Thirty-one years ago, hordes of media and onlookers camped out near St. Mary's Hospital in London, waiting for the arrival of the newest royal heir.

Since the birth of that heir, now-expectant father Prince William, medical science has mapped the human genome, cloned a sheep and created a vaccine to protect against chickenpox.

But when it comes to medicine's skill at predicting the arrival of the royal baby — reportedly due Saturday for Prince William's wife, Kate, the Duchess of Cambridge — not much has actually changed.

"If you're taking an office pool and trying to pick a day, we are as bad at that now as we were 30 years ago," said Hyagriv Simhan, chief of maternal fetal medicine and vice chair of obstetrics at Magee-Womens Hospital of University of Pittsburgh Medical Center.

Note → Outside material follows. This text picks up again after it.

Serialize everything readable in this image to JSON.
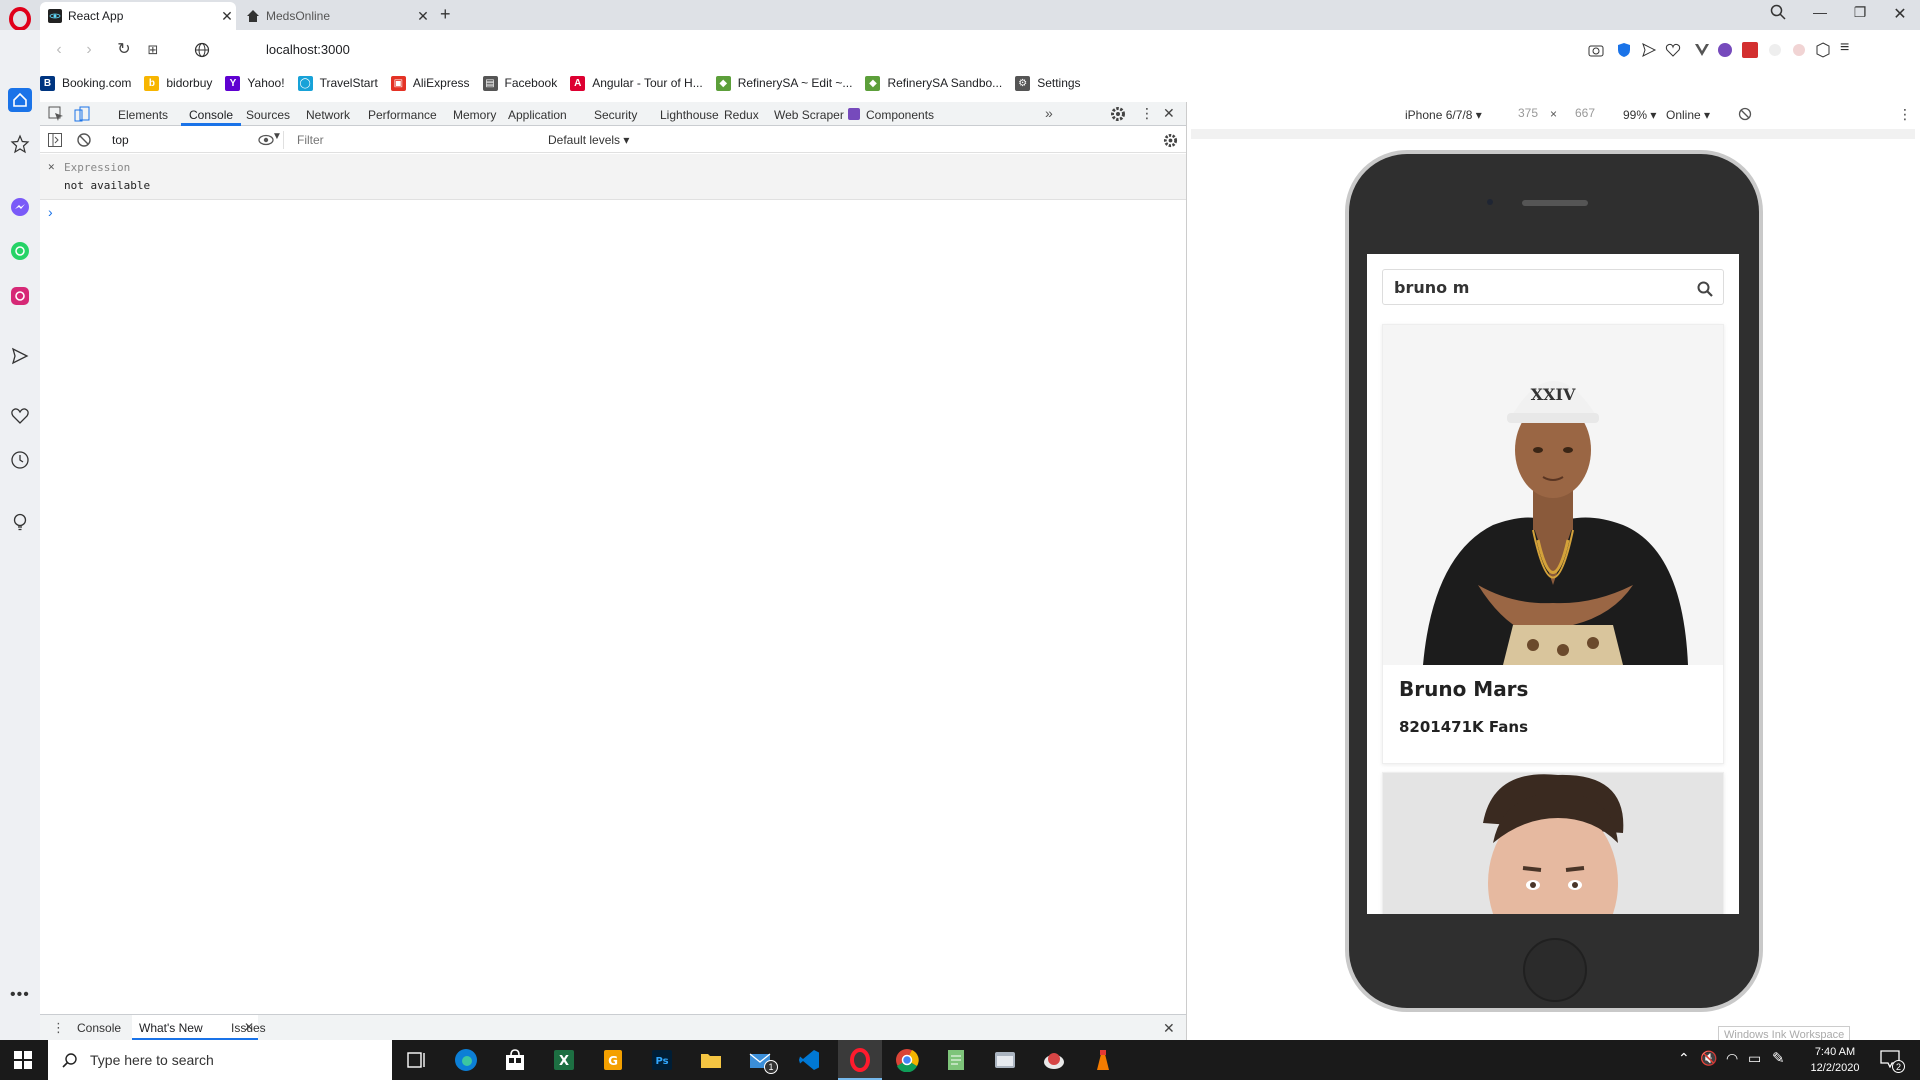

And even though doctors have made advances toward accurately predicting due dates, they still can't explain what makes one baby stay snugly in the womb while others bust out ahead of schedule.

"Should I be able to answer that question, I would receive the next Nobel Prize in medicine," said Eugene Scioscia, vice chair of obstetrics and gynecology for the West Penn Allegheny Health System in Pennsylvania. "It's been studied ad nauseam, and we don't know."

Pregnancy is still dated, as it has been for decades if not centuries, primarily by the date of the mother's last menstrual period, Scioscia said.

The biggest change in the field has been ultrasound technology, which was just getting started in pregnancy use in the early 1980s.

Using ultrasounds, pregnancy can be dated much more accurately. And the earlier the ultrasound, the more accurate the date. The advent of first-trimester genetic testing, which has become popular in the past decade, has pushed ultrasounds earlier and earlier, Scioscia said, meaning that women have a better sense of their due dates than they did even a decade ago.

Home pregnancy tests have helped, too, he said, because women are aware of their pregnancies closer to the date of their last menstrual period.

"We can really narrow someone's due date in terms of accuracy quite well," Scioscia said.

But even if the due date is known to the minute, that doesn't mean that a baby will come out on time. "It happens when it's going to happen," Simhan said. For the majority of women, he said, that day is between 38 and 40 weeks.

A 2002 study found that 52 percent of spontaneous births — those that did not involve cesarean sections or inductions — took place between weeks 37 and 39. After 42 weeks, the chance of stillbirth increases substantially, Simhan said. Decades ago, women were allowed to go beyond 42 weeks more frequently, because the dating of the pregnancy was much more of a guessing game.

Regardless of the timing of this royal birth, the first communication with the public is likely to be with an official notice on a glass-fronted easel at Buckingham Palace. Depending on the time of day, a 41-gun salute will then take place in Hyde Park.

And then — and only then — will the palace begin to announce the birth via Twitter — yet another advance since the last royal baby watch outside St. Mary's.